SUPPLIED INFORMATION START
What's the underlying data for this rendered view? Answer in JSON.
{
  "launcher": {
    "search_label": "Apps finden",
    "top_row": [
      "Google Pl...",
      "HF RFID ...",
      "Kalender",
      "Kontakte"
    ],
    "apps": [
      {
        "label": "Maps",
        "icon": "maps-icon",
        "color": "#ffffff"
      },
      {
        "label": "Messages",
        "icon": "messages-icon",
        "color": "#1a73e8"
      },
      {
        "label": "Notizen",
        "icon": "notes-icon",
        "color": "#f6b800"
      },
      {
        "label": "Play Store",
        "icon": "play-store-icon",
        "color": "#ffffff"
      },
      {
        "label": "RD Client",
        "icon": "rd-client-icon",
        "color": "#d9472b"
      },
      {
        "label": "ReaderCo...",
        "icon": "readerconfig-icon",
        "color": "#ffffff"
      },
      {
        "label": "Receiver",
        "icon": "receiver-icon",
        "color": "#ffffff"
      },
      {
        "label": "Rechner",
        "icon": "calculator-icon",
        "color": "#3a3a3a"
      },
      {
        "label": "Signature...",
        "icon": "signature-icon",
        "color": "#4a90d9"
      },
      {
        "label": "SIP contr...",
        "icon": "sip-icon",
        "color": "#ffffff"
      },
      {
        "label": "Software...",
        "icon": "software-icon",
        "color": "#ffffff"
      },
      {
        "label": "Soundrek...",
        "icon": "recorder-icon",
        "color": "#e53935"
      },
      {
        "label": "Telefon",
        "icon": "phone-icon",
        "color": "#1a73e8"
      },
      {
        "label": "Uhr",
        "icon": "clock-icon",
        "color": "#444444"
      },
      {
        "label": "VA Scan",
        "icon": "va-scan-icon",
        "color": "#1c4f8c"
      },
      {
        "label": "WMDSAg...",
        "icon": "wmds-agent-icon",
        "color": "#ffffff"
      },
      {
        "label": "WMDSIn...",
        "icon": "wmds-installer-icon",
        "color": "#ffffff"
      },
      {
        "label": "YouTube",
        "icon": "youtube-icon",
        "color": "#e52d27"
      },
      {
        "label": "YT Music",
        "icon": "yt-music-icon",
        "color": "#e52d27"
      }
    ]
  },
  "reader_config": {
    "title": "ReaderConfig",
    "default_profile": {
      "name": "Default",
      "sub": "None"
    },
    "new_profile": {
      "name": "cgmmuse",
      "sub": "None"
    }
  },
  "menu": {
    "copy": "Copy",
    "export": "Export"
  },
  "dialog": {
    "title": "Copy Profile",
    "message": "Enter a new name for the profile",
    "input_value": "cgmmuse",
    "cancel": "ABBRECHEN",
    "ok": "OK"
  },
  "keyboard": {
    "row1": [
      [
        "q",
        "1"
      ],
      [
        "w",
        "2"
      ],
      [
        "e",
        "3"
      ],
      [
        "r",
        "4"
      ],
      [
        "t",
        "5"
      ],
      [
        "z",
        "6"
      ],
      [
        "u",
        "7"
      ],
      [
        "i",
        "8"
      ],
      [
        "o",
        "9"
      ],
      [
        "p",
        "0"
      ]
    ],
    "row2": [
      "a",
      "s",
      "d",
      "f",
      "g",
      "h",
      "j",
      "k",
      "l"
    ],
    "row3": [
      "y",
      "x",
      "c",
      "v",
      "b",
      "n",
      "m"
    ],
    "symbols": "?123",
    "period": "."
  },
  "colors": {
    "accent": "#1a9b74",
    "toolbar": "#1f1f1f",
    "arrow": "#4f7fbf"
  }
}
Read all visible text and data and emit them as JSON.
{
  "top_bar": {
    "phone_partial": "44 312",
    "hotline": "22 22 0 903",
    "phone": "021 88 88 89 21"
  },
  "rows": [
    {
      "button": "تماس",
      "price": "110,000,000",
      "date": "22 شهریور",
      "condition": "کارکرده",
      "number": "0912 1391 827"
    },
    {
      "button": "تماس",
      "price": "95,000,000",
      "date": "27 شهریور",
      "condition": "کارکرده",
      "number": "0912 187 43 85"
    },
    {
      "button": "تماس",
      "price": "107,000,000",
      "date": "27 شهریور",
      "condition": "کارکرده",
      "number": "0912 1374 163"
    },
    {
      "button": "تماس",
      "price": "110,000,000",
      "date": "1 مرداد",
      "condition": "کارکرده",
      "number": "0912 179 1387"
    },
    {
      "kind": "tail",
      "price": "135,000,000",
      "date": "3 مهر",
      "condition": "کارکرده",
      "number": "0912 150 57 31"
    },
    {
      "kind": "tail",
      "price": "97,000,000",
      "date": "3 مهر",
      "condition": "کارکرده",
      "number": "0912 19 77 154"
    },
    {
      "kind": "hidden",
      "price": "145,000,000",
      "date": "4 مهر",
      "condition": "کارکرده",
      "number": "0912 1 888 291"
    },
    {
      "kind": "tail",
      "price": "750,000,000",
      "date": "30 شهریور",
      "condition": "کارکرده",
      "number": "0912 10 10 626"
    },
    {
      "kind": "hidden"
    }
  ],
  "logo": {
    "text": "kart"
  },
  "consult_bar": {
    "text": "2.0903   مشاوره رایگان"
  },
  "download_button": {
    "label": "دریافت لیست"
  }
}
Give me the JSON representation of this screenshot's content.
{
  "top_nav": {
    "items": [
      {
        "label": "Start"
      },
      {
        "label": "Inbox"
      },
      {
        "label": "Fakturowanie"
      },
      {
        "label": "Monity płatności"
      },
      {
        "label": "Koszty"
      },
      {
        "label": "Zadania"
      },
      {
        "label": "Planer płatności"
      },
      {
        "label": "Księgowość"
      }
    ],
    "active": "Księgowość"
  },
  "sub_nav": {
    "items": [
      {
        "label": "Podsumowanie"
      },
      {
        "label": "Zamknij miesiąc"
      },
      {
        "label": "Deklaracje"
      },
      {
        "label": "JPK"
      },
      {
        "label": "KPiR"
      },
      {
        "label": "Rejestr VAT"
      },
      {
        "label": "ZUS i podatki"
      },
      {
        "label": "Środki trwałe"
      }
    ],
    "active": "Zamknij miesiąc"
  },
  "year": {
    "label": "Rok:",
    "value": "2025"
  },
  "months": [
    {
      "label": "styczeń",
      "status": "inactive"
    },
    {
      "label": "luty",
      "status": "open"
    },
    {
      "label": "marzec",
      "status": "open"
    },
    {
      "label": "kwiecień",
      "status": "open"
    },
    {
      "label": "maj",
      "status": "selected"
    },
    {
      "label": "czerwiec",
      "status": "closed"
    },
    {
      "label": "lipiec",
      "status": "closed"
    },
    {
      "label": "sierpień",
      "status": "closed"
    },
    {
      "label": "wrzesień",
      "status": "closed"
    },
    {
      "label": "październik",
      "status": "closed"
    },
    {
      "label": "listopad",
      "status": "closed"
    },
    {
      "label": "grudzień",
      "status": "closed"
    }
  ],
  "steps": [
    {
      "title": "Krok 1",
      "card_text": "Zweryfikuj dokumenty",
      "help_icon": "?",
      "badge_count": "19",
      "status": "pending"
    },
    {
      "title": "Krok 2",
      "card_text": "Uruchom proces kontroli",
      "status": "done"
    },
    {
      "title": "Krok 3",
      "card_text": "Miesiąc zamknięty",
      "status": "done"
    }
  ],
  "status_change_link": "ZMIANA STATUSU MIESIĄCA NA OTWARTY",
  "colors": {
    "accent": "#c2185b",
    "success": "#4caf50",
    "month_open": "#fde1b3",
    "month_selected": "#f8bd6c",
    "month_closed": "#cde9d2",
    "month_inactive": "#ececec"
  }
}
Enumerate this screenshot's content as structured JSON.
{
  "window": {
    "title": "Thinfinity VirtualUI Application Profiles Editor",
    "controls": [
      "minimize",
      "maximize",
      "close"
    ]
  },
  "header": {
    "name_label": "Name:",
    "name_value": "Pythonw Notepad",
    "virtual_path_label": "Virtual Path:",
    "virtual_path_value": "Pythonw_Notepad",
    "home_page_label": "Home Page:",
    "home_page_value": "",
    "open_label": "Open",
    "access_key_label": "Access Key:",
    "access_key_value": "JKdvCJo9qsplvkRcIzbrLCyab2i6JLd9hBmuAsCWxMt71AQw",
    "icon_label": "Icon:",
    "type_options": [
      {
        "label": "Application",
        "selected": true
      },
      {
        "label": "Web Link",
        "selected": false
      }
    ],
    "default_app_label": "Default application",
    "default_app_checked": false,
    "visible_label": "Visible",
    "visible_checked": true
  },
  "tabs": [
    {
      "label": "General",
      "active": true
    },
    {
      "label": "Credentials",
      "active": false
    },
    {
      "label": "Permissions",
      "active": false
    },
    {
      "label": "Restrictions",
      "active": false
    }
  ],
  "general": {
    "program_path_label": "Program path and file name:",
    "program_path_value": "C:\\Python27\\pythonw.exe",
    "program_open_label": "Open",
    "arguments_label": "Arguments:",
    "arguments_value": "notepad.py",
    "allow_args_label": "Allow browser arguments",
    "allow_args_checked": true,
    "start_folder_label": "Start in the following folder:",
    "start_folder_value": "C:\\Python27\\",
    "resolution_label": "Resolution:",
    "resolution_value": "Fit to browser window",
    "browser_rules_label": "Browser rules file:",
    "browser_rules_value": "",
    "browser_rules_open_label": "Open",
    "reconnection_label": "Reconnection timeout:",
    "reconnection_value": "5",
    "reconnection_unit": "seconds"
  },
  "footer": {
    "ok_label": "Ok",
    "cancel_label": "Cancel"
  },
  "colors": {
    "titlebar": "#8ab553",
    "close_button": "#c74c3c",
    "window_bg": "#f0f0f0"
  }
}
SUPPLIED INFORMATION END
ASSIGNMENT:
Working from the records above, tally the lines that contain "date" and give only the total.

SOLUTION TO THE PROBLEM:
8